Hans Christian Hagedorn (1888–1971) was born in Copenhagen. He received his medical degree in 1912. After residency at Herning Hospital for 1 year, he became a general practitioner in Brande in central Jylland but moved back to Copenhagen in 1919, where he was employed in the medical department at Kommunehospitalet. Diabetes was one of his greatest interests, and he became Marie Krogh’s physician after she developed diabetes. He received his doctorate in 1921, defending his dissertation on the regulation of blood glucose in humans (Blodsukkerregulation hos mennesket), attended by August Krogh and others. Hagedorn was renowned in Denmark and abroad.

August Kongsted
August Kongsted

August Julius Helmuth Kongsted (1870–1939) was born in Slagelse, Denmark and educated at the pharmacy in the town. In 1908 he acquired Løve Apotek in Copenhagen and created Løvens kemiske Fabrik (now LEO Pharma). One of the first products the company developed was heart medicine based on the digitalis plant, a project on which Marie Krogh worked. Kongsted was a skilled pharmaceutical manufacturer and possessed resources that enabled him to make laboratory and manufacturing facilities available for both development and the initial manufacture of insulin. He was also able to pay the necessary investment costs.

Thorvald Pedersen
Thorvald Pedersen

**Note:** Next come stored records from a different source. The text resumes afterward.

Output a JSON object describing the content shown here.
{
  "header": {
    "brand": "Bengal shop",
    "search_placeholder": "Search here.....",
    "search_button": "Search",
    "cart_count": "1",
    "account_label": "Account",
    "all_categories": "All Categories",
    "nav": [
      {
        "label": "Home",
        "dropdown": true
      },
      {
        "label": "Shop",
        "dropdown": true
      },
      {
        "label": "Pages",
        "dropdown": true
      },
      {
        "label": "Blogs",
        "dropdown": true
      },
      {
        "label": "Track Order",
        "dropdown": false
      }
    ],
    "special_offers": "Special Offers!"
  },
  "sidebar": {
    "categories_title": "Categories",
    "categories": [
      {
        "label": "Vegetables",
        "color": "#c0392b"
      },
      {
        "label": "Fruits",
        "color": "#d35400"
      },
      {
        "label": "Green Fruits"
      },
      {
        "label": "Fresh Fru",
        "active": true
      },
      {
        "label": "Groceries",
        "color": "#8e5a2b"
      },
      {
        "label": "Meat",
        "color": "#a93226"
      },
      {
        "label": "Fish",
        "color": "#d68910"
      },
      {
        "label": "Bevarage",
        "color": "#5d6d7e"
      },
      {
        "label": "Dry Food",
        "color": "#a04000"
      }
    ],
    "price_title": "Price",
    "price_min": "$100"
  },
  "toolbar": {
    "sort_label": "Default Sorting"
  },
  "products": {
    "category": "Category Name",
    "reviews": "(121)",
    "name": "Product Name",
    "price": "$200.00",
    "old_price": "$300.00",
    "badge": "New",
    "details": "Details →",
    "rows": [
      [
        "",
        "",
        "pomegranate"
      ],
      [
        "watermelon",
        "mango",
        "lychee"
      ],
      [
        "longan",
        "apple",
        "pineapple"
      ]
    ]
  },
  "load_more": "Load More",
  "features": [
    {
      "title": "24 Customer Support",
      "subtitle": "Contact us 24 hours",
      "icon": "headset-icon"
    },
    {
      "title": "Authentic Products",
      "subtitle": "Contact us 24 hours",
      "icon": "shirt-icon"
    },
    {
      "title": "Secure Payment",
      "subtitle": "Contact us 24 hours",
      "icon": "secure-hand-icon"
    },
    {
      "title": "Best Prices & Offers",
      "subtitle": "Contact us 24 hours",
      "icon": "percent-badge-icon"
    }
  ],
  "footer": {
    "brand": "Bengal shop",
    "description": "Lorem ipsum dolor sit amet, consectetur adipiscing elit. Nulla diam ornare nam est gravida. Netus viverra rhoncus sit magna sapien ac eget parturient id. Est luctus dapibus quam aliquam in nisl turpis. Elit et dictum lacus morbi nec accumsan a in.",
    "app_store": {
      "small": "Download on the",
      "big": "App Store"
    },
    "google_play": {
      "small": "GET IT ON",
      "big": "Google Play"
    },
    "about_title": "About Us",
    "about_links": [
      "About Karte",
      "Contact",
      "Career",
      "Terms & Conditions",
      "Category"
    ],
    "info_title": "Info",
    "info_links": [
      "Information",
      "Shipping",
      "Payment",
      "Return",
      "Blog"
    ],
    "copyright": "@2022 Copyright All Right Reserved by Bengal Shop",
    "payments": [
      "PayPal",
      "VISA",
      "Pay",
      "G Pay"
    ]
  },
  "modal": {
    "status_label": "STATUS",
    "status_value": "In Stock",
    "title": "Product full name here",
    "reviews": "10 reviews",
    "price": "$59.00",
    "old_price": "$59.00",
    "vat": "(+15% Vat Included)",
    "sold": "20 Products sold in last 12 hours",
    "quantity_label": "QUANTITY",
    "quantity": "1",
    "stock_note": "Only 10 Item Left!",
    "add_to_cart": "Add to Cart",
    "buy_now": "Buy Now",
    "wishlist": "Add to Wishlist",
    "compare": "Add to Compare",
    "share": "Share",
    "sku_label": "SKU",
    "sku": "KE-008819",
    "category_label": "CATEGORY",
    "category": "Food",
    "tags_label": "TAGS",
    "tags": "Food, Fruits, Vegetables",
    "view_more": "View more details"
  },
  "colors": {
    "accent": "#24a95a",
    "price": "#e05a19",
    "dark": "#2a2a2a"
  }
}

Thorvald Andreas Pedersen (1887–1961) was interested in books as a child and fascinated with botany, which led him to pharmacy. He became a trainee pharmacist in Hobro and received a degree in pharmacy in 1910. In addition to his employment, he began to study chemistry in 1912, and from 1918–1923 he was employed as a chemist at Dansk Sojakagefabrik (a soybean-processing plant), before joining his brother to work on the manufacture of insulin.